[Element data from apps and pages]
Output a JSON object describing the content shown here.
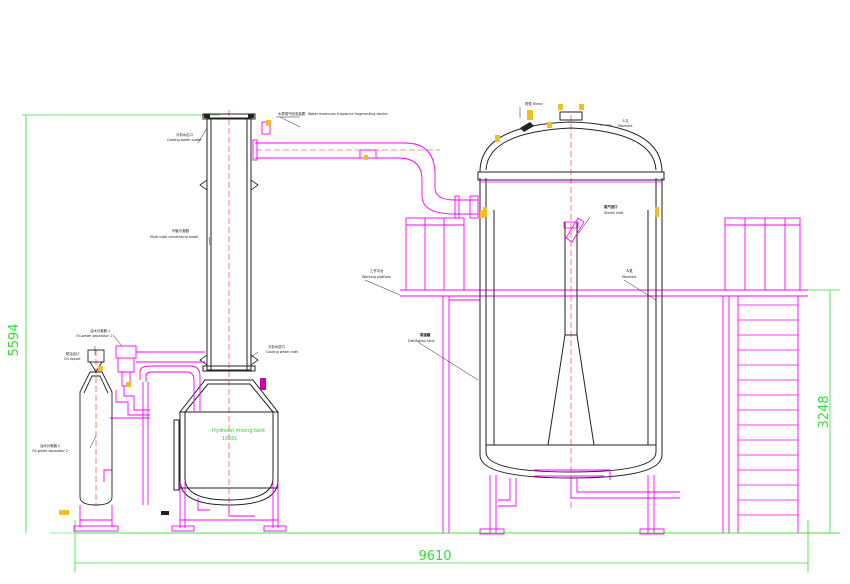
{
  "dimensions": {
    "total_width": "9610",
    "total_height": "5594",
    "platform_height": "3248"
  },
  "labels": {
    "cooling_outlet": "冷却水出口",
    "cooling_outlet_en": "Cooling water outlet",
    "fragrance_device": "水雾香气回收装置",
    "fragrance_device_en": "Water molecular fragrance fragmenting device",
    "vent_top": "视镜 Mirror",
    "manhole": "人孔",
    "manhole_en": "Manhole",
    "tubular_condenser": "列管冷凝器",
    "tubular_condenser_en": "Multi-tube condensing water",
    "working_platform": "工作平台",
    "working_platform_en": "Working platform",
    "oil_water_sep_top": "油水分离器 1",
    "oil_water_sep_top_en": "Oil-water separator 1",
    "oil_export": "精油出口",
    "oil_export_en": "Oil export",
    "cooling_inlet": "冷却水进口",
    "cooling_inlet_en": "Cooling water inlet",
    "distillation_tank": "蒸馏罐",
    "distillation_tank_en": "Distillation tank",
    "steam_inlet": "蒸汽进口",
    "steam_inlet_en": "Steam inlet",
    "hydrosol_tank": "Hydrosol mixing tank",
    "hydrosol_volume": "1000L",
    "oil_water_sep_bottom": "油水分离器 2",
    "oil_water_sep_bottom_en": "Oil-water separator 2"
  },
  "colors": {
    "magenta": "#ff00ff",
    "red_centerline": "#ff2020",
    "dim_green": "#33dd33",
    "vessel_line": "#222222",
    "gold_fitting": "#f0c020"
  }
}
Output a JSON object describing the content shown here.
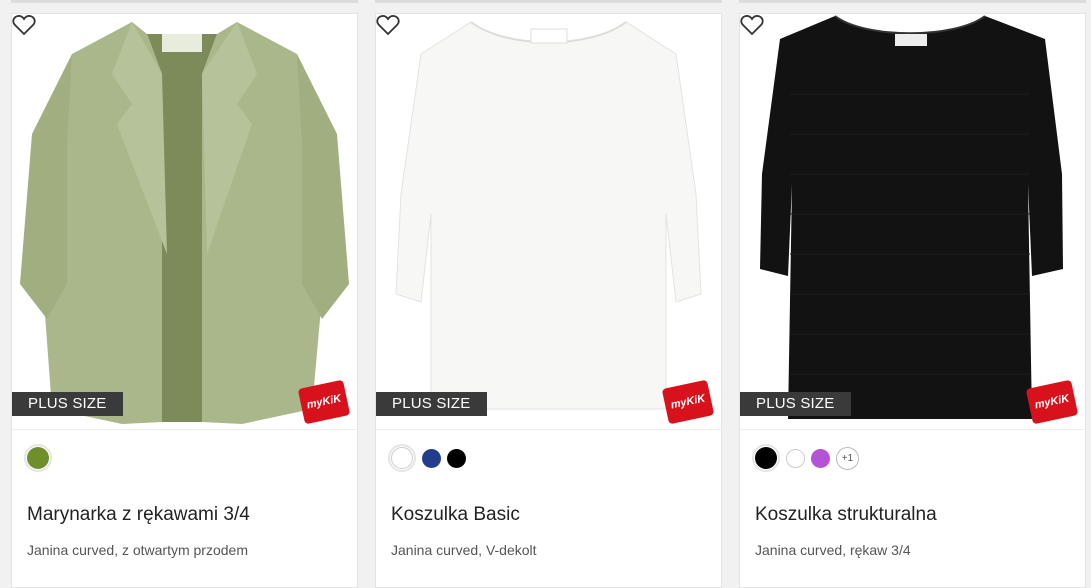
{
  "products": [
    {
      "name": "Marynarka z rękawami 3/4",
      "description": "Janina curved, z otwartym przodem",
      "badge": "PLUS SIZE",
      "logo": "myKiK",
      "colors": [
        "#6f8f2a"
      ],
      "more_colors": ""
    },
    {
      "name": "Koszulka Basic",
      "description": "Janina curved, V-dekolt",
      "badge": "PLUS SIZE",
      "logo": "myKiK",
      "colors": [
        "#ffffff",
        "#243c8c",
        "#000000"
      ],
      "more_colors": ""
    },
    {
      "name": "Koszulka strukturalna",
      "description": "Janina curved, rękaw 3/4",
      "badge": "PLUS SIZE",
      "logo": "myKiK",
      "colors": [
        "#000000",
        "#ffffff",
        "#b552d6"
      ],
      "more_colors": "+1"
    }
  ],
  "icons": {
    "favorite": "heart-outline-icon"
  }
}
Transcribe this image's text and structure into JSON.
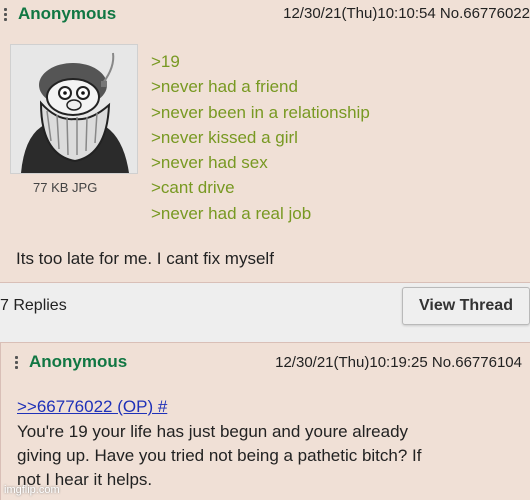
{
  "op": {
    "name": "Anonymous",
    "meta": "12/30/21(Thu)10:10:54 No.66776022",
    "file_info": "77 KB JPG",
    "greentext": [
      ">19",
      ">never had a friend",
      ">never been in a relationship",
      ">never kissed a girl",
      ">never had sex",
      ">cant drive",
      ">never had a real job"
    ],
    "body": "Its too late for me. I cant fix myself"
  },
  "footer": {
    "replies": "7 Replies",
    "view_thread": "View Thread"
  },
  "reply": {
    "name": "Anonymous",
    "meta": "12/30/21(Thu)10:19:25 No.66776104",
    "quotelink": ">>66776022 (OP) #",
    "lines": [
      "You're 19 your life has just begun and youre already",
      "giving up. Have you tried not being a pathetic bitch? If",
      "not I hear it helps."
    ]
  },
  "watermark": "imgflip.com",
  "colors": {
    "post_bg": "#f0e0d6",
    "name": "#117743",
    "greentext": "#789922",
    "quotelink": "#1f31b8"
  }
}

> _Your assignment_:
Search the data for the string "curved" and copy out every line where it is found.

> _Exercise answer_:
      "description": "Janina curved, z otwartym przodem",
      "description": "Janina curved, V-dekolt",
      "description": "Janina curved, rękaw 3/4",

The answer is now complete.